WORDS BY THE AUTHOR / Where the Wildflowers Grow portrays a rural village, hidden in a mountainous area of northern Greece, in which the past continues to play a significant role in shaping the current state and atmosphere. A part of my family originates from this location and used to live there until they were forced to leave their home behind, and never returned. This is a journey through their homeland, documenting a landscape that was affected by the Greek Civil War in the past.
The Greek Civil War is marked by some as the beginning of the Cold War. It was a conflict between the communists and monarchists in Greece, which resolved in significant damages to the environment and displacements of many individuals. Until now, the aftermath of the civil war remains rooted in some of the country’s landscapes and communities.
Due to the conflict, thousands of families were separated from each other and their homeland. Communist guerrilla forces operating under the Greek Communist Party sent many children aged three to fourteen to countries in Eastern Europe and Queen Frederica, alongside the royal family, had formed camps around Greece where other young children from different villages were placed. Once the war was over, some children were never repatriated to their native environments.
My grandmother was placed to former Czechoslovakia by the communist guerrilla troops in the spring of 1948 and her family members became scattered around the world. A large number of migrations, both voluntary and forced, took place from the village of my family before, throughout and after the Civil War – causing the present-day site to be almost uninhabited. Delving into the history of the environment, showing the remnants of past conflicts, the work examines the complexity behind the notion of home.

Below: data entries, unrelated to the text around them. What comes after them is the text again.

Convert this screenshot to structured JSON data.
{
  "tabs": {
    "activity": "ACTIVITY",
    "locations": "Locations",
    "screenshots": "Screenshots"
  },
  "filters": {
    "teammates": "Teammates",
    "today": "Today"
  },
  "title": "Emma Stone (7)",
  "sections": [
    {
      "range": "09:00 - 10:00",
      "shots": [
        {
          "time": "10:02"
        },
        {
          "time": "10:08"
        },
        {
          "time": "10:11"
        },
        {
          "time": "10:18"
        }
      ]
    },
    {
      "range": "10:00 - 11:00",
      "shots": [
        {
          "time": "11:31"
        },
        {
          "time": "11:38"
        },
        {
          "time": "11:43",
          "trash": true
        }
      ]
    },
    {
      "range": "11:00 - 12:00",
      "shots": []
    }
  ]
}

The work is a journey through my family’s homeland, documenting a landscape that was very much affected by the Greek Civil War in the past – it is said that the regions of Macedonia, Epirus and Thrace were the epicenter of the conflict. Through this exploration, I intended to familiarize myself with the land that used to be inhabited by my ancestors as well as to attempt to understand its history.
The archival imagery used for this project belongs to my family.

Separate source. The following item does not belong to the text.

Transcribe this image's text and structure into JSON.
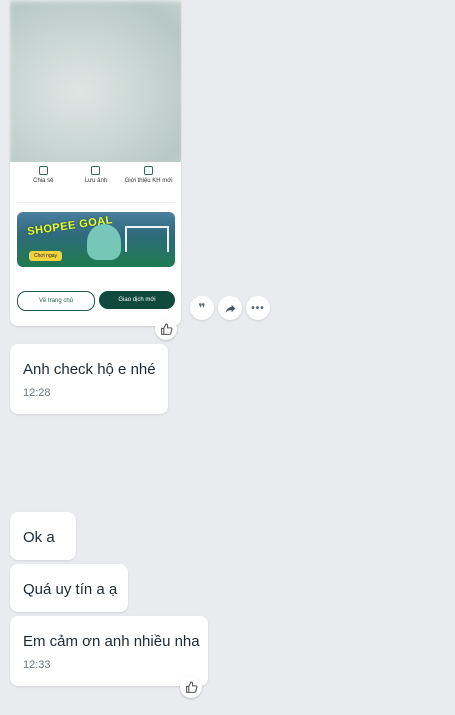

BIO / Michaela Nagyidaiová (*1996, Bratislava, Slovakia) is a documentary photographer oscillating between Bratislava and London. In December 2019, she got her MA in Photojournalism and Documentary Photography at University of Arts: London College of Communication. The interest in personal stories and projects often drives her to work with themes that reevaluate the notions of home, migration, consequences of conflicts, and family roots. Her photography works explore historically significant places that were forgotten by the present and which stayed “hidden” before today’s society. Nagyidajová’s intent is to revive certain historical events, analyse them visually and discuss them. Her work is often a combination of documentary photography, archival pictures and text. A theme she continually pursues is focused on the impact of the Greek Civil War that took place between 1946 and 1949 and influenced the whole country, alongside a substantial number of families and individuals, including Michaela’s own family members.

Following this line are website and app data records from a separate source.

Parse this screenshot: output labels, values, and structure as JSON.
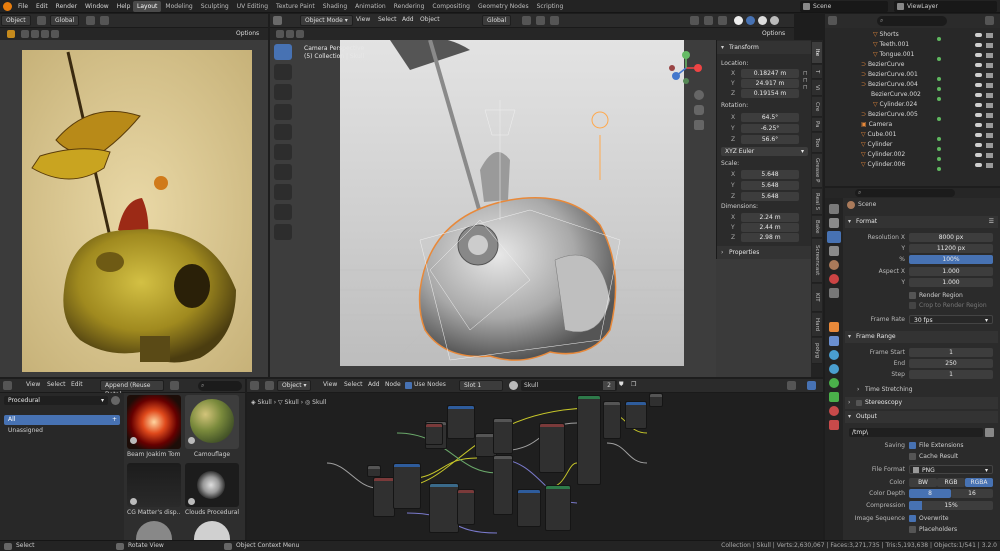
{
  "topbar": {
    "menus": [
      "File",
      "Edit",
      "Render",
      "Window",
      "Help"
    ],
    "workspaces": [
      "Layout",
      "Modeling",
      "Sculpting",
      "UV Editing",
      "Texture Paint",
      "Shading",
      "Animation",
      "Rendering",
      "Compositing",
      "Geometry Nodes",
      "Scripting"
    ],
    "active_workspace": "Layout",
    "scene": "Scene",
    "view_layer": "ViewLayer"
  },
  "image_editor": {
    "mode": "Object",
    "orientation": "Global",
    "options": "Options"
  },
  "viewport": {
    "mode": "Object Mode",
    "menus": [
      "View",
      "Select",
      "Add",
      "Object"
    ],
    "orientation": "Global",
    "options": "Options",
    "camera_label": "Camera Perspective",
    "collection_label": "(5) Collection | Skull"
  },
  "n_panel": {
    "transform_title": "Transform",
    "location_label": "Location:",
    "location": [
      [
        "X",
        "0.18247 m"
      ],
      [
        "Y",
        "24.917 m"
      ],
      [
        "Z",
        "0.19154 m"
      ]
    ],
    "rotation_label": "Rotation:",
    "rotation": [
      [
        "X",
        "64.5°"
      ],
      [
        "Y",
        "-6.25°"
      ],
      [
        "Z",
        "56.6°"
      ]
    ],
    "euler": "XYZ Euler",
    "scale_label": "Scale:",
    "scale": [
      [
        "X",
        "5.648"
      ],
      [
        "Y",
        "5.648"
      ],
      [
        "Z",
        "5.648"
      ]
    ],
    "dimensions_label": "Dimensions:",
    "dimensions": [
      [
        "X",
        "2.24 m"
      ],
      [
        "Y",
        "2.44 m"
      ],
      [
        "Z",
        "2.98 m"
      ]
    ],
    "properties": "Properties",
    "tabs": [
      "Ite",
      "T",
      "Vi",
      "Cre",
      "Pa",
      "Too",
      "Grease P",
      "Real S",
      "Bake",
      "Screencast",
      "KIT",
      "Hard",
      "polyg"
    ]
  },
  "outliner": {
    "items": [
      "Shorts",
      "Teeth.001",
      "Tongue.001",
      "BezierCurve",
      "BezierCurve.001",
      "BezierCurve.004",
      "BezierCurve.002",
      "Cylinder.024",
      "BezierCurve.005",
      "Camera",
      "Cube.001",
      "Cylinder",
      "Cylinder.002",
      "Cylinder.006"
    ]
  },
  "properties": {
    "scene_name": "Scene",
    "format_title": "Format",
    "resolution_x_label": "Resolution X",
    "resolution_x": "8000 px",
    "resolution_y_label": "Y",
    "resolution_y": "11200 px",
    "percent_label": "%",
    "percent": "100%",
    "aspect_x_label": "Aspect X",
    "aspect_x": "1.000",
    "aspect_y_label": "Y",
    "aspect_y": "1.000",
    "render_region": "Render Region",
    "crop_region": "Crop to Render Region",
    "frame_rate_label": "Frame Rate",
    "frame_rate": "30 fps",
    "frame_range_title": "Frame Range",
    "frame_start_label": "Frame Start",
    "frame_start": "1",
    "end_label": "End",
    "end": "250",
    "step_label": "Step",
    "step": "1",
    "time_stretching": "Time Stretching",
    "stereoscopy": "Stereoscopy",
    "output_title": "Output",
    "output_path": "/tmp\\",
    "saving_label": "Saving",
    "file_extensions": "File Extensions",
    "cache_result": "Cache Result",
    "file_format_label": "File Format",
    "file_format": "PNG",
    "color_label": "Color",
    "color_options": [
      "BW",
      "RGB",
      "RGBA"
    ],
    "color_selected": "RGBA",
    "color_depth_label": "Color Depth",
    "color_depth_options": [
      "8",
      "16"
    ],
    "color_depth_selected": "8",
    "compression_label": "Compression",
    "compression": "15%",
    "image_sequence_label": "Image Sequence",
    "overwrite": "Overwrite",
    "placeholders": "Placeholders"
  },
  "asset_browser": {
    "menus": [
      "View",
      "Select",
      "Edit"
    ],
    "import_mode": "Append (Reuse Data)",
    "library": "Procedural",
    "catalogs": [
      "All",
      "Unassigned"
    ],
    "assets": [
      "Beam Joakim Tom...",
      "Camouflage",
      "CG Matter's disp...",
      "Clouds Procedural ..."
    ]
  },
  "node_editor": {
    "mode": "Object",
    "menus": [
      "View",
      "Select",
      "Add",
      "Node"
    ],
    "use_nodes": "Use Nodes",
    "slot": "Slot 1",
    "material": "Skull",
    "users": "2",
    "breadcrumb": [
      "Skull",
      "Skull",
      "Skull"
    ]
  },
  "statusbar": {
    "select": "Select",
    "rotate": "Rotate View",
    "context": "Object Context Menu",
    "stats": "Collection | Skull | Verts:2,630,067 | Faces:3,271,735 | Tris:5,193,638 | Objects:1/541 | 3.2.0"
  },
  "colors": {
    "accent": "#4772b3",
    "selection": "#e8893a",
    "bg": "#1d1d1d"
  }
}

She’s one of two members of the In Conversation With / V konverzácií s (@inconversationwith__) platform that organizes various photo-dialogues on diverse topics and strives to engage photographers across the globe into visual conversations.
Michaela’s work was published online at Aint-Bad, Canon EU, Photograd, Your Local Newsstand, Lenscratch, Don’t Smile or in print by FK-Kollektiv or Pine Island Press. She took part in many group exhibitions in Berlin, London and Minnesota and she’s recently received a scholarship by Fotofilmic to attend creative photography workshops in Vancouver. Besides analogue photography, she takes interest in creating zines or amateur books.